Filter the listing and keep only the lines with the word "Energia".
■ ■ ■ ■ ■ ■ ■
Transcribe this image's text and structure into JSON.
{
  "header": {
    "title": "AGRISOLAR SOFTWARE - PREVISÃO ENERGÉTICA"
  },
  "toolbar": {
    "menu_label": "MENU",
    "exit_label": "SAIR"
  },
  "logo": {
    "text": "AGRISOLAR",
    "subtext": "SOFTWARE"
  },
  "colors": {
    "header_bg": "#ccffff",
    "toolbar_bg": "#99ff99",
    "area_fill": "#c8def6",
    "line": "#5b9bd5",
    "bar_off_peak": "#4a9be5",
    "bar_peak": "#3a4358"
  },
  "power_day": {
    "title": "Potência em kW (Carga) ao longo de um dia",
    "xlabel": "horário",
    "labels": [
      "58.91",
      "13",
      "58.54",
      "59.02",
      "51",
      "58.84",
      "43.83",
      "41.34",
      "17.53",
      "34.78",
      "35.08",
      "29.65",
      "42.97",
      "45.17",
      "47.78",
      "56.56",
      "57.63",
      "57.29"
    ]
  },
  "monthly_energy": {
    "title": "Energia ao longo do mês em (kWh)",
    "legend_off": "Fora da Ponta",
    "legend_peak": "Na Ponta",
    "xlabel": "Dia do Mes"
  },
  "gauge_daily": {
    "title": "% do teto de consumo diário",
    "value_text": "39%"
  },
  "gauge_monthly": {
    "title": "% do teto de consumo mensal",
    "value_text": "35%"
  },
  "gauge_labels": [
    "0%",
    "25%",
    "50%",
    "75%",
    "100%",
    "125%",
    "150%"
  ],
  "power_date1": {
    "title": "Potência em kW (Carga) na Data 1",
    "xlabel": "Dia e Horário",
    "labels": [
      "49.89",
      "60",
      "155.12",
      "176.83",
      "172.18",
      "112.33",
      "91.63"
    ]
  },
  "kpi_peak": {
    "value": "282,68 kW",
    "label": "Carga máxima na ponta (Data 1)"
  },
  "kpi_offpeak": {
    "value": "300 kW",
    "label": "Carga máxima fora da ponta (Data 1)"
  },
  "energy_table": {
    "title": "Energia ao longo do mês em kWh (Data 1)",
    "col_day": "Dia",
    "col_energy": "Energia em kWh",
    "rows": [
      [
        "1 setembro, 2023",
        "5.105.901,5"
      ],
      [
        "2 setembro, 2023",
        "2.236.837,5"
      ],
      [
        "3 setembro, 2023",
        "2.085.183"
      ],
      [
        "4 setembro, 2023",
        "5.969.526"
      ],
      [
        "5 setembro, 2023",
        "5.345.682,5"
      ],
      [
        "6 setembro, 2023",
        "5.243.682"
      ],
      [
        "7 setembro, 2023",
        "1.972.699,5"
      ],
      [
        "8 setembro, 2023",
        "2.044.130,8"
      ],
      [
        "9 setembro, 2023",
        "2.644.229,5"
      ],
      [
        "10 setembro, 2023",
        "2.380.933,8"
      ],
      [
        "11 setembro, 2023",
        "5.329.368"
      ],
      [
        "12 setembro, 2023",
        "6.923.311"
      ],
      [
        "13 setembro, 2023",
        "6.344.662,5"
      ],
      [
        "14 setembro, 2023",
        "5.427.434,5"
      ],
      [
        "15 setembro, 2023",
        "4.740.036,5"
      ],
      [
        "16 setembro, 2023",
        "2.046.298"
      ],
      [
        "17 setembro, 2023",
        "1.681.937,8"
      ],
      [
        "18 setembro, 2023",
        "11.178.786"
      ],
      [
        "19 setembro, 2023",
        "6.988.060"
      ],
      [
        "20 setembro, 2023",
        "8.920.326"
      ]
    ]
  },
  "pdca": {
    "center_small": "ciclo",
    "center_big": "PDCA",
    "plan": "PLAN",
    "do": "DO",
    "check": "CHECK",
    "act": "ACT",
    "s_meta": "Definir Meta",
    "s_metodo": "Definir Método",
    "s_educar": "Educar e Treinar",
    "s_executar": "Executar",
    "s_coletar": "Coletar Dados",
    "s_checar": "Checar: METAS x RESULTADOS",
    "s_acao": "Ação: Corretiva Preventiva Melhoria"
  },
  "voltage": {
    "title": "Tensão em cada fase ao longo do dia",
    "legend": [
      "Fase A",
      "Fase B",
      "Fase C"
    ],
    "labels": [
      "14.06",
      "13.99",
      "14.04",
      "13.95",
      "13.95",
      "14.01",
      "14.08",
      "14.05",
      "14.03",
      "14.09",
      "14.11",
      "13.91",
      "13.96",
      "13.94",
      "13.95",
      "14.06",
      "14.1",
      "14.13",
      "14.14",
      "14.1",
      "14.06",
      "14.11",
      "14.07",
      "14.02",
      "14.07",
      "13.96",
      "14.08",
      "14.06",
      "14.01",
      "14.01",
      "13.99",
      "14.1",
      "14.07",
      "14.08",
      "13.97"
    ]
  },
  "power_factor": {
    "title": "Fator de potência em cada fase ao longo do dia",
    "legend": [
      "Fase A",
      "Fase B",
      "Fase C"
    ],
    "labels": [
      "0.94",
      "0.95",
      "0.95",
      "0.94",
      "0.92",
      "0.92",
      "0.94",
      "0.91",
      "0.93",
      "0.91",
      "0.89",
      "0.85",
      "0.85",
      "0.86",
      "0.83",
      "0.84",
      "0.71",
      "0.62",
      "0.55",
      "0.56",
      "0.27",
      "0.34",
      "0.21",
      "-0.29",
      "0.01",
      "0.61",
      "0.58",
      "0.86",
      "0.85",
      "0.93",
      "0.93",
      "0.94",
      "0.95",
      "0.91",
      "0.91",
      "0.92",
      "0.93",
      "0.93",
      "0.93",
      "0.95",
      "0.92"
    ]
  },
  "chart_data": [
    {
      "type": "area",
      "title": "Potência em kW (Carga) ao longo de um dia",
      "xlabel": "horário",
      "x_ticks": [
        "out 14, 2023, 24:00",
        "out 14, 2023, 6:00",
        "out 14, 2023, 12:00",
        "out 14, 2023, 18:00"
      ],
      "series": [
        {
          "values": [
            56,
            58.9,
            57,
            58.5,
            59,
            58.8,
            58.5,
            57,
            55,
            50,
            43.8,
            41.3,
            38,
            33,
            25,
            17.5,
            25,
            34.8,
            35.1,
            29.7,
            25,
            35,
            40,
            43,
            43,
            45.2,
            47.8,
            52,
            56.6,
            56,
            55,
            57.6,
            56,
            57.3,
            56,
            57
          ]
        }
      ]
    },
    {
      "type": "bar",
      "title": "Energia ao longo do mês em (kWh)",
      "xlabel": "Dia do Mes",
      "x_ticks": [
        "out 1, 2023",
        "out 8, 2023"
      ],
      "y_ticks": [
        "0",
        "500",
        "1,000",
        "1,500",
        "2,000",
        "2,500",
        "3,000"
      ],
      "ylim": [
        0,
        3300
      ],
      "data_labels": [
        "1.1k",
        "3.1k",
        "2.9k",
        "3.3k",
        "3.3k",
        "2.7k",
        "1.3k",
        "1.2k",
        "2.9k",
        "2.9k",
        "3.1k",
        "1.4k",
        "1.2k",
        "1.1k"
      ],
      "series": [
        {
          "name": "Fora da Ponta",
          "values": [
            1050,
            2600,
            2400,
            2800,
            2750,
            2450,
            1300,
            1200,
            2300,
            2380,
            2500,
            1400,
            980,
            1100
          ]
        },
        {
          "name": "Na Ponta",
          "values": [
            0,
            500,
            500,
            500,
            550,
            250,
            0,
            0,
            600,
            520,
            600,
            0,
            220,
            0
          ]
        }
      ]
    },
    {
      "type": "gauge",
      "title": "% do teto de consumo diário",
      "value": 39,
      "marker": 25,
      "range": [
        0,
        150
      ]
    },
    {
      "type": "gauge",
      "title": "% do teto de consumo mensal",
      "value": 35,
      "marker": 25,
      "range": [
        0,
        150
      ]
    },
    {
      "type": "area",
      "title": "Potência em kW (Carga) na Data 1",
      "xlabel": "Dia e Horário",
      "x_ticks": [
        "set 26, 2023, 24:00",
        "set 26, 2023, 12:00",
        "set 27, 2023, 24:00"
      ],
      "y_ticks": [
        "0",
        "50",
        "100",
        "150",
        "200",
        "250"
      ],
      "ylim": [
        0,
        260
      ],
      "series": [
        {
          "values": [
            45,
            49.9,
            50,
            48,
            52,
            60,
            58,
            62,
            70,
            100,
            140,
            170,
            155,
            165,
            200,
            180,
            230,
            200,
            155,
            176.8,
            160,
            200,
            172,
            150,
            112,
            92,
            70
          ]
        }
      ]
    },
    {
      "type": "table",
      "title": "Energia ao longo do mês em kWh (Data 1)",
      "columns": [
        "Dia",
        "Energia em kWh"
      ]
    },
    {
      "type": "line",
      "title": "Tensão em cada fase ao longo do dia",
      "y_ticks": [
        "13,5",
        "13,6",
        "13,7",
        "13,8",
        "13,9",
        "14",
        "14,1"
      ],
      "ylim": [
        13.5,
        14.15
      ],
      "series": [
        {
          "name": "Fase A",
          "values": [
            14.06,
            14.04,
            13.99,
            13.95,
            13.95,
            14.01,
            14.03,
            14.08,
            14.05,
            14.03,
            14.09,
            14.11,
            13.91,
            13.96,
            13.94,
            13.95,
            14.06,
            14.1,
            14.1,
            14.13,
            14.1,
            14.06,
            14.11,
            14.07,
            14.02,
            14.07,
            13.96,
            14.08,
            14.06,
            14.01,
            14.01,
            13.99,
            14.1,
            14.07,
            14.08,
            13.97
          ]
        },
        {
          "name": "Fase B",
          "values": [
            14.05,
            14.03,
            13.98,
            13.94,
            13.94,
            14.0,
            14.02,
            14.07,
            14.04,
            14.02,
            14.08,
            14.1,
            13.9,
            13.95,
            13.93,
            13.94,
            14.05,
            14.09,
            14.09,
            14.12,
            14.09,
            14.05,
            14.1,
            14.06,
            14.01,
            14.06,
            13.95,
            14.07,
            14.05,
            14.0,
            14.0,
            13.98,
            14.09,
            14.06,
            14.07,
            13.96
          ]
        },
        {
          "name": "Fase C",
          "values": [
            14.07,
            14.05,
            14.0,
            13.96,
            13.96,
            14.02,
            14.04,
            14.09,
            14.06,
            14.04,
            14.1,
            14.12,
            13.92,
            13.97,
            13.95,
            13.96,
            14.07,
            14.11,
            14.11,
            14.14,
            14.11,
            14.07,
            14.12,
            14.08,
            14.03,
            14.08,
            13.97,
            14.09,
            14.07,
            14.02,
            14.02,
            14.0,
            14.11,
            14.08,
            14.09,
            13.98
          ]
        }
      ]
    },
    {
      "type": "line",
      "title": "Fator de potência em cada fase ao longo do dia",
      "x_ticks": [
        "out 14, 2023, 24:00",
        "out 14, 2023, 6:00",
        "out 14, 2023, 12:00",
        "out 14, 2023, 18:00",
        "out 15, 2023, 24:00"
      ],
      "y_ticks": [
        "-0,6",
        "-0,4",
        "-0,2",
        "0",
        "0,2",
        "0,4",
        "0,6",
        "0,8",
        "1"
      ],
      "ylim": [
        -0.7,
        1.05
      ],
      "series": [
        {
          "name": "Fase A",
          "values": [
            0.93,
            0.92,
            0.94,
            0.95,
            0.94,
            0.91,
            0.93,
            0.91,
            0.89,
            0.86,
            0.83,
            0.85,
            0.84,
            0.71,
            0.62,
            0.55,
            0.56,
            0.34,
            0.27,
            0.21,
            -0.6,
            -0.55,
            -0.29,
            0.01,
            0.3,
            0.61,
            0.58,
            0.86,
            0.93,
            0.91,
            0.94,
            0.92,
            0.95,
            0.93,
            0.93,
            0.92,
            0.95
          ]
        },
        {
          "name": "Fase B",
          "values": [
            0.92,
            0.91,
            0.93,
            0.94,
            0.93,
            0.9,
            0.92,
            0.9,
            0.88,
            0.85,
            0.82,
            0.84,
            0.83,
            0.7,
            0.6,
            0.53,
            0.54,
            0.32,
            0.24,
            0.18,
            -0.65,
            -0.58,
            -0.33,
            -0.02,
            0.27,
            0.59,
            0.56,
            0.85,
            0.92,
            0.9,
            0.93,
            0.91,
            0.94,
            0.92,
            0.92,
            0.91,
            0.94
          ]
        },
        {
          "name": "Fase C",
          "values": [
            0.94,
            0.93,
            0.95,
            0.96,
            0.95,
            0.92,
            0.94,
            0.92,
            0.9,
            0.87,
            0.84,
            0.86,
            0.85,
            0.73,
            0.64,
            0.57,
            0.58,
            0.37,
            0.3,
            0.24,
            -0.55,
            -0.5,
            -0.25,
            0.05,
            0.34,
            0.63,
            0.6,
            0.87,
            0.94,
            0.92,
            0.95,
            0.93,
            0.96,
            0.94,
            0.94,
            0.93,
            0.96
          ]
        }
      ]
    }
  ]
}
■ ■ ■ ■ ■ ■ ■
## Solution to the problem
    "title": "Energia ao longo do mês em (kWh)",
    "title": "Energia ao longo do mês em kWh (Data 1)",
    "col_energy": "Energia em kWh",
      "title": "Energia ao longo do mês em (kWh)",
      "title": "Energia ao longo do mês em kWh (Data 1)",
        "Energia em kWh"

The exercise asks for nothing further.